French critic H. Faucillon precisely and deeply said: "I can't find anything that may abstract life from its outward meaning and take us to its inward content just as do geometric formations of Islamic decoration, which are no more than the fruit of thinking based on precise calculation, possibly turning into some sort of diagrams of philosophical ideas and spiritual meanings. Yet, we should not miss that through this abstract framework a flowing life proceeds from lines to compose generating and increasing formations, separately once but jointly several times, as if there is a bewildered spirit that brings such formations together and keeps them apart and then re-brings them together. Hence, each formation can be variously interpreted, depending on what one scrutinizes and contemplates.
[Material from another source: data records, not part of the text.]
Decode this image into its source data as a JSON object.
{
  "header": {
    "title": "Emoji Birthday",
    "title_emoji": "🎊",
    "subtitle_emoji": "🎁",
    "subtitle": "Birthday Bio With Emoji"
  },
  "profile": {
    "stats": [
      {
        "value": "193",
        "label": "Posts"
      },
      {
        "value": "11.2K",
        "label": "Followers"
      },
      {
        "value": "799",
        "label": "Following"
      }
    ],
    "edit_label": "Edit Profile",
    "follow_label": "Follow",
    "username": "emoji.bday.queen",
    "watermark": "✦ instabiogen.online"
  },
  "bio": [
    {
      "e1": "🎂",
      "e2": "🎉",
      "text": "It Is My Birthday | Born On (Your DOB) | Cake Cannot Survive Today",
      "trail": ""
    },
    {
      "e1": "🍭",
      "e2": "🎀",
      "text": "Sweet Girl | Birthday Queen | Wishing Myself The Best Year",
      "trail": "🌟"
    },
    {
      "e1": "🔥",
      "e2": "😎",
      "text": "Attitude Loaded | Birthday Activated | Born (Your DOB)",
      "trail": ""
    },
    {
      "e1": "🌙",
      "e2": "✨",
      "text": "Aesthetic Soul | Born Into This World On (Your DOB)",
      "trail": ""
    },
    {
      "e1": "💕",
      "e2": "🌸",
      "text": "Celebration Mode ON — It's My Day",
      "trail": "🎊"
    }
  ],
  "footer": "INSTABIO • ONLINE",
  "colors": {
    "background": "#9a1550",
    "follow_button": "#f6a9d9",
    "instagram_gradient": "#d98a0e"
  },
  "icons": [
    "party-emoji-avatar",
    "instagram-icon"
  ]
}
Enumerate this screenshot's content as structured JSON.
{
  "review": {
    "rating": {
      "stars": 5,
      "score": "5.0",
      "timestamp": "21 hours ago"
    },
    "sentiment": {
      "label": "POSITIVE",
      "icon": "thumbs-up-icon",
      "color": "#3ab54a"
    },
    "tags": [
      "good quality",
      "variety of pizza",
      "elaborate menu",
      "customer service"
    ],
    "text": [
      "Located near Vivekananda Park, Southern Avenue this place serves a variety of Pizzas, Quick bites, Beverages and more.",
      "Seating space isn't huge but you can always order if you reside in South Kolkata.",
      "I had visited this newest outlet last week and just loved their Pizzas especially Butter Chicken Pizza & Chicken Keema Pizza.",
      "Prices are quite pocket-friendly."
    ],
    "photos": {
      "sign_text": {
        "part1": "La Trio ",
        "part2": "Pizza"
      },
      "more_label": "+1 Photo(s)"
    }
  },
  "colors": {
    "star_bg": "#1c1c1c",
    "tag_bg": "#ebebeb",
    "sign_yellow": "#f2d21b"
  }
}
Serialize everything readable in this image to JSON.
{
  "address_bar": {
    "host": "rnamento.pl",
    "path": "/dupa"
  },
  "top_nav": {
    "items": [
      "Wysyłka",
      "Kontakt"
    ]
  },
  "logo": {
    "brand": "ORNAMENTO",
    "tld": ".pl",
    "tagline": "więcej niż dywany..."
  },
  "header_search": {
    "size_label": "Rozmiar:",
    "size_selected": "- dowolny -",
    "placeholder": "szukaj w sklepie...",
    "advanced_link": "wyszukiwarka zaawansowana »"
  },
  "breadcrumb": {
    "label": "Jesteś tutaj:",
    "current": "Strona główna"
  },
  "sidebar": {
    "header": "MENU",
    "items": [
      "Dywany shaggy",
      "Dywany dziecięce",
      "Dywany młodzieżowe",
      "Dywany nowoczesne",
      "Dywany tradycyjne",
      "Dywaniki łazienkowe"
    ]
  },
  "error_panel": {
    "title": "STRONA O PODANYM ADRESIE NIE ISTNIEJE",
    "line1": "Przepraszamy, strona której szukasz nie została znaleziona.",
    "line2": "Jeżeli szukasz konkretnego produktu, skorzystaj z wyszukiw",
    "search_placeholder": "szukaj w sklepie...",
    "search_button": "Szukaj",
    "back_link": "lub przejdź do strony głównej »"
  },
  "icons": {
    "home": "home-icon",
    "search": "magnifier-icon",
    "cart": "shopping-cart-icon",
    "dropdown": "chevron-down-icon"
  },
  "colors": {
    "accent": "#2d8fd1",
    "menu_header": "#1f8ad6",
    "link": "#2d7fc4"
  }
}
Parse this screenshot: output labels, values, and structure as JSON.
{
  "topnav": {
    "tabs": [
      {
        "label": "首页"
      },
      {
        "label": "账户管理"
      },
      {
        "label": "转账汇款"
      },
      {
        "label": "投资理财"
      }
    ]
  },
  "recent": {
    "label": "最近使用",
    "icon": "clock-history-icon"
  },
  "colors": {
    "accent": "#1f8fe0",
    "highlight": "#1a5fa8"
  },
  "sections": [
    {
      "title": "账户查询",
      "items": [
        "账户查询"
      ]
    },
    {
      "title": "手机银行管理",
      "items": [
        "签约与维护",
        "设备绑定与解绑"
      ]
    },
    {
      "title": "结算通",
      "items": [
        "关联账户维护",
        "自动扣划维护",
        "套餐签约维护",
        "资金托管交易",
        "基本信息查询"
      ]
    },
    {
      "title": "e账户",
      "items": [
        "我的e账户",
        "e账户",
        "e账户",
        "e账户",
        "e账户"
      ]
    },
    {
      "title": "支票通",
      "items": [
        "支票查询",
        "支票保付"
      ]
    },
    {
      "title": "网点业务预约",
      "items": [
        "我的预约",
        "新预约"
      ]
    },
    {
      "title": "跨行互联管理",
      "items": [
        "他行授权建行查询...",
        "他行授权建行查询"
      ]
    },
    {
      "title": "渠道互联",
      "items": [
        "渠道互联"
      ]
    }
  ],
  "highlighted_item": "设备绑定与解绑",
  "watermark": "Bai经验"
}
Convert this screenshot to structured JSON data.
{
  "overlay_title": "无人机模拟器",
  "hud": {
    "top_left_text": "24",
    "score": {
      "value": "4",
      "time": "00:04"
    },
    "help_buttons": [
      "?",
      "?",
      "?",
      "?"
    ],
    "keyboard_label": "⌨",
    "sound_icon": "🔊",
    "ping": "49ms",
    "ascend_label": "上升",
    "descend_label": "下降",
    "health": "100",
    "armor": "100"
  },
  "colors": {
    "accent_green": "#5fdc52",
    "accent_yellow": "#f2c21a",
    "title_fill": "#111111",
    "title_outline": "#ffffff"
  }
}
But, all of them concurrently hide and show the secret of their unlimited potential and energies."
Decorative perfectionArtistic processes of Islamic decoration mainly include studding, overlaying, dovetailing, inlaying, plastering, ornamentation, plating and spooling, with key substances used being marble, plaster, wood, metals, tiles, mosaic, faience and ceramics.
On decorative art and its purpose and characteristics, Roger Garaudy says: "Arabic decorative art aspires to be a typical expression of a decorative concept that combines abstraction and weight, the musical meaning of nature and mental meaning of geometry always compose constituents of this art."
 Saleh Ahmad al-Shami: al-Fan al-Islami…Iltizam Wa Ibdaa (Islamic Art…Commitment and Creativity) page 169.
 Ahmad Fuad Pasha: al-Torath al-Elmi al-Islami (The Scientific Islamic Heritage) page 44.
 See: ibid, pages 170-173.
 Tharwat Okasha: al-Qiam al-Jamaliya Fi al-Emara al-Islamia (Aesthetic Values of Islamic Architecture) page 39.
 Roger Garaudy: (1331 AH-...1913 AD-...), a contemporary French philosopher specializing in research of civilization, history, literature and human sciences, a highly placed scholar who adopted several orientations and then converted to Islam, he clashed with Zionist policy through his various writings.
 Roger Garaudy: "Le Dialogue des Civilizations", page 174.